14) Roll back to previous distro release. With the possible exception of creating dedicated partitions for the home directory out of the box, the other most needed missing feature is a “roll-back to previous distro release” option.
I cannot even begin to express just how badly needed this option is. I mean, bundle this with the dedicated home partition, and any user would feel bullet proof with their Linux box. Not having this as a default option limits the power of the Linux desktop compared with other alternatives.
15) Play nice with proprietary software. The realization that proprietary and open source will have to play nicely is quickly become an uncomfortable reality for some folks. My take? So long as it’s not installed by default, who cares?
As long as the user must install it themselves, it’s not bothering anyone. Complaining every time Ubuntu or another distro comes closer to embracing the proprietary software world doesn’t fix anything. And it sure hasn’t stopped folks from asking for Photoshop for Linux, among other applications.
16) Browser choices out of the box. Offering different default browsers by choice during a Linux install is a great next step. Obviously it would make sense to provide the advanced user install options to bypass this kind of thing. But a full menu would provide new users with the immediate sense of freedom in seeing their browser choices right there.
This is not a critical need, rather something I’d like to see. It would make folks feel more at ease if they were using Chrome in Windows and didn’t know where to find it for Linux otherwise.
17) Microsoft Exchange alternatives. There are countless open source groupware suites out there and it feels like no one is using any of them in the enterprise situations we work in.
Getting Zimbra or something like it ready to go with simple OTA solutions would be one option. At the end of the day, too many of us are waiting on Google as a possible alternative and it’s not even close.
18) Real marketing talent. You know, I’ve seen the “try Linux videos” created for various contests over the course of 2010. In each instance, the exclusive focus has been all on the “freedom” aspect and the producer failed to realize the users’ true needs.
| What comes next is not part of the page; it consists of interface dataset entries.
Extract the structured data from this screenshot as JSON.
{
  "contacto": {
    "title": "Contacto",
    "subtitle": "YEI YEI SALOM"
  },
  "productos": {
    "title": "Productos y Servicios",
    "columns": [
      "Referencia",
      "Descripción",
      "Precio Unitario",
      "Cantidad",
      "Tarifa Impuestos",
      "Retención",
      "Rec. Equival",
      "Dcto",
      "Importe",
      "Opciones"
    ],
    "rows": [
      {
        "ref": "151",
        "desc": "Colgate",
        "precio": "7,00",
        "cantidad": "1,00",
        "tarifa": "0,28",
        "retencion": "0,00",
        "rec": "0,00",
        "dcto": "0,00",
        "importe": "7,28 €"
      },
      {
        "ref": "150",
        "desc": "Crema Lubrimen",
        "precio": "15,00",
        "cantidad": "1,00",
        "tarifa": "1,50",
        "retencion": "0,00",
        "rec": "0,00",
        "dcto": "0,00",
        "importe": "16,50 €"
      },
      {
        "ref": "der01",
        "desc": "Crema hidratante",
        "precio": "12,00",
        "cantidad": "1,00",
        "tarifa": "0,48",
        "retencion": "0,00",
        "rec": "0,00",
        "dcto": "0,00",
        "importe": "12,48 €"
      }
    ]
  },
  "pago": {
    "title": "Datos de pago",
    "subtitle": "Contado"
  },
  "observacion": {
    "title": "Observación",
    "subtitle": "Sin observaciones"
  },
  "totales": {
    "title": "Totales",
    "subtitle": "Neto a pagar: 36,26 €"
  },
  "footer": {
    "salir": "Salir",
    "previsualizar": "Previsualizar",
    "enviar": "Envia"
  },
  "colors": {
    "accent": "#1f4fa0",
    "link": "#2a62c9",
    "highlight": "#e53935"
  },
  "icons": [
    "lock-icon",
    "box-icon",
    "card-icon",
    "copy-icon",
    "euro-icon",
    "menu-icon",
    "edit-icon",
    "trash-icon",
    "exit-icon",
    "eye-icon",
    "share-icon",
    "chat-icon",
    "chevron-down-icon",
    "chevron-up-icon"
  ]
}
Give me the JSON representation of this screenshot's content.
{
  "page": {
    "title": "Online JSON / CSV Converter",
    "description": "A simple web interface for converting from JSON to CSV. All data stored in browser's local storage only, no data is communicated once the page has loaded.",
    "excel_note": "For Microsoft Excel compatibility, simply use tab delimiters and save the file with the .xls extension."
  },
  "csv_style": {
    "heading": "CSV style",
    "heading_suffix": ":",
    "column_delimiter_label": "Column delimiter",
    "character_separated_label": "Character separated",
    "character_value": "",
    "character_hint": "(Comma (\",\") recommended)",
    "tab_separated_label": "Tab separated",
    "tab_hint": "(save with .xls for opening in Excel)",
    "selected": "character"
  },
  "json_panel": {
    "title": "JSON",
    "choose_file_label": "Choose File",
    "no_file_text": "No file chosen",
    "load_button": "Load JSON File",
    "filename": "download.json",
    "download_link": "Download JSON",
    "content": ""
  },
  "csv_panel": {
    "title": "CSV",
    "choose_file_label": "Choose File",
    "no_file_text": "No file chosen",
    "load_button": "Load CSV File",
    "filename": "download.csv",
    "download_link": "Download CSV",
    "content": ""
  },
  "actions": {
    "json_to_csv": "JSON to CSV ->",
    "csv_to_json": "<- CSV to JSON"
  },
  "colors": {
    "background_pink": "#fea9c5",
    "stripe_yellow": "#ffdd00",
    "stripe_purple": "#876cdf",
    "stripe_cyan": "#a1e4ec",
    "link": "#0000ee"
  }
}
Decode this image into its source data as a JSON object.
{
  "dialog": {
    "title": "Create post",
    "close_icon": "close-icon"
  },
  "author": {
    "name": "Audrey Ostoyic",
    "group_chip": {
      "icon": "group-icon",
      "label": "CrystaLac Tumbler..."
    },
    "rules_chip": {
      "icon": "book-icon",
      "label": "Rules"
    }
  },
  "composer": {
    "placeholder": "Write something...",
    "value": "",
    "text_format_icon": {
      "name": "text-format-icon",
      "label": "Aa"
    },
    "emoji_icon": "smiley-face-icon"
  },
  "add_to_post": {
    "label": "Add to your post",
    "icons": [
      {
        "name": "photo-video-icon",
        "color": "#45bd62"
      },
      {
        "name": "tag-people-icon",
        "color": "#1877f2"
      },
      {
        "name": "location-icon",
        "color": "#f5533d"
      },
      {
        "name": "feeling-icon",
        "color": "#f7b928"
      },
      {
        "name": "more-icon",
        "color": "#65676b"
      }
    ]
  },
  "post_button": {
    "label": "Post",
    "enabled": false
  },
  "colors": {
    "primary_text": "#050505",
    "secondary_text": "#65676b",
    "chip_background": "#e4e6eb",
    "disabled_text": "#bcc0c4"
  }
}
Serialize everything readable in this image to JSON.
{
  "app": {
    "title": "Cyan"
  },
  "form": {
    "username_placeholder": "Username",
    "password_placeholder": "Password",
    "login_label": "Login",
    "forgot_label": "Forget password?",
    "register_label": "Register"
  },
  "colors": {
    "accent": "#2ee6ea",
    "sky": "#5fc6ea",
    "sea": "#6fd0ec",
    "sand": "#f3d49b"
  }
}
They’re not speaking to Joe and Jane Average. How about focusing on the time savings in quick Linux installations, freedom from driver CDs, or being much less of a target for malware?
19) Long live LibreOffice! Let’s find a way to push some real money into the LibreOffice project. With the people at Oracle out of the picture now, how about if we seize this opportunity to give this localized office suite a massive design make over?
While the option to deal with formatting in DocX snafus is beyond our control, the fact that we still have something that looks like it’s from 15 years ago is just pathetic. Let’s incorporate some new graphics and maybe even….some color? Open Office already has a new name with LibreOffice. A new look to go with it is the next best step.
20) Just be Linux. Distros need to focus on the common sense stuff. Let’s have less focus on being like OS X or Windows. Focus on what is already working and stop trying to reinvent the way it looks to make it “prettier.”
While some limited visual updates are welcome, the desktop managers need to stop thinking like coders (exclusively) and actually look at the usability of what is being offered. Instead of three clicks, can this be done in less? And for the love of decency, Ubuntu, no, Unity isn’t what I had in mind.